The Florida Attorney General’s Office, which handles appeals, was not happy.
“We’re disappointed that the Court has disallowed mandatory life imprisonment for juveniles who commit heinous murders,” spokeswoman Jennifer Meale said.
The Florida Department of Corrections was still doing research Monday to determine how many state inmates could be affected by the ruling. Miami-Dade prosecutors are still tallying how many defendants would get new sentencing hearings.
Some inmates in high-profile cases would be eligible, including Michael Hernandez, convicted of murdering a classmate at Southwood Middle School in 2004, and Ronald Salazar, convicted of raping and murdering his 11-year-old sister in 2005. Each was 14 at the time of the crimes.
In Broward, Edward Babbs is eligible for re-sentencing. He was sentenced to life earlier this year in the murder of his pregnant girlfriend outside a Miramar grocery store in 2009; when he committed the crime, Babbs was two months shy of his 18th birthday.
Broward County prosecutors estimate that they have 10 to 15 murder cases that may have to be reviewed in light of the Supreme Court’s ruling.
Jeff Marcus, the chief of the felony division for the Broward County State Attorney’s Office, said the court’s decision could affect any first-degree murder sentences handed down against juveniles since 1994, the year the state adopted mandatory life sentences for first-degree murder.
Lawyers are unsure exactly how the cases will proceed, although prosecutors expect sentencing will be lengthy, with testimony from defense experts.
Marcus said these defendants could potentially be sentenced under the pre-1994 sentencing statute, which carried a 25-year minimum sentence for first-degree murder with a possibility of parole, although the state’s parole commission now exists only to handle pre-1983 cases. More likely, the Legislature will need to craft a new sentencing scheme for juveniles.
Florida Rep. Michael Weinstein, a Jacksonville Republican, said that if he is reelected this fall, he will sponsor a bill to do just that.
Weinstein, a current prosecutor, sponsored a bill in March to allow juveniles convicted of non-homicides and sentenced to life to have their sentences re-visited after 25 years in custody.

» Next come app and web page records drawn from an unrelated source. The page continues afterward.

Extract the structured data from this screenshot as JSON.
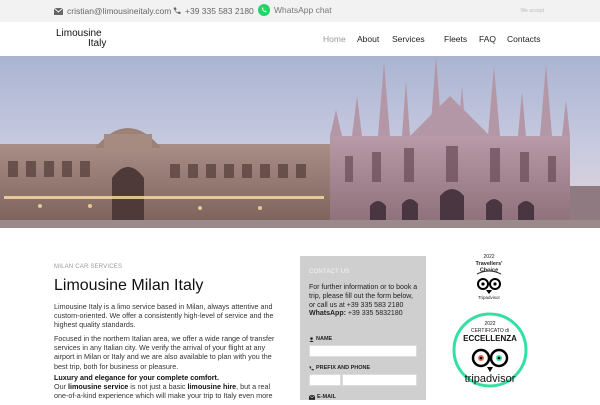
{
  "topbar": {
    "email": "cristian@limousineitaly.com",
    "phone": "+39 335 583 2180",
    "whatsapp": "WhatsApp chat",
    "small_link": "We accept"
  },
  "nav": {
    "logo_line1": "Limousine",
    "logo_line2": "Italy",
    "items": [
      "Home",
      "About",
      "Services",
      "Fleets",
      "FAQ",
      "Contacts"
    ],
    "active": "Home"
  },
  "main": {
    "subtitle": "MILAN CAR SERVICES",
    "title": "Limousine Milan Italy",
    "para1": "Limousine Italy is a limo service based in Milan, always attentive and custom-oriented. We offer a consistently high-level of service and the highest quality standards.",
    "para2": "Focused in the northern Italian area, we offer a wide range of transfer services in any Italian city. We verify the arrival of your flight at any airport in Milan or Italy and we are also available to plan with you the best trip, both for business or pleasure.",
    "para3_bold": "Luxury and elegance for your complete comfort.",
    "para4_a": "Our ",
    "para4_b": "limousine service",
    "para4_c": " is not just a basic ",
    "para4_d": "limousine hire",
    "para4_e": ", but a real one-of-a-kind experience which will make your trip to Italy even more"
  },
  "contact_form": {
    "heading": "CONTACT US",
    "intro": "For further information or to book a trip, please fill out the form below, or call us at +39 335 583 2180",
    "whatsapp_label": "WhatsApp:",
    "whatsapp_number": "+39 335 5832180",
    "name_label": "NAME",
    "prefix_phone_label": "PREFIX AND PHONE",
    "email_label": "E-MAIL",
    "name_value": "",
    "prefix_value": "",
    "phone_value": ""
  },
  "badges": {
    "travellers_year": "2022",
    "travellers_text1": "Travellers'",
    "travellers_text2": "Choice",
    "travellers_brand": "Tripadvisor",
    "cert_year": "2022",
    "cert_line1": "CERTIFICATO di",
    "cert_line2": "ECCELLENZA",
    "cert_brand": "tripadvisor"
  },
  "colors": {
    "topbar_bg": "#f2f2f2",
    "form_bg": "#cfcfcf",
    "whatsapp_green": "#25d366",
    "tripadvisor_green": "#34e0a1"
  }
}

But the bill died on the Senate floor.
New law is needed, Weinstein said, because judges are “boxed in” between the Supreme Court decisions and laws that now mandate “illegal sentences.”
“The Legislature needs to help the judiciary in setting guidelines for how juveniles are to be processed as adults,” he said.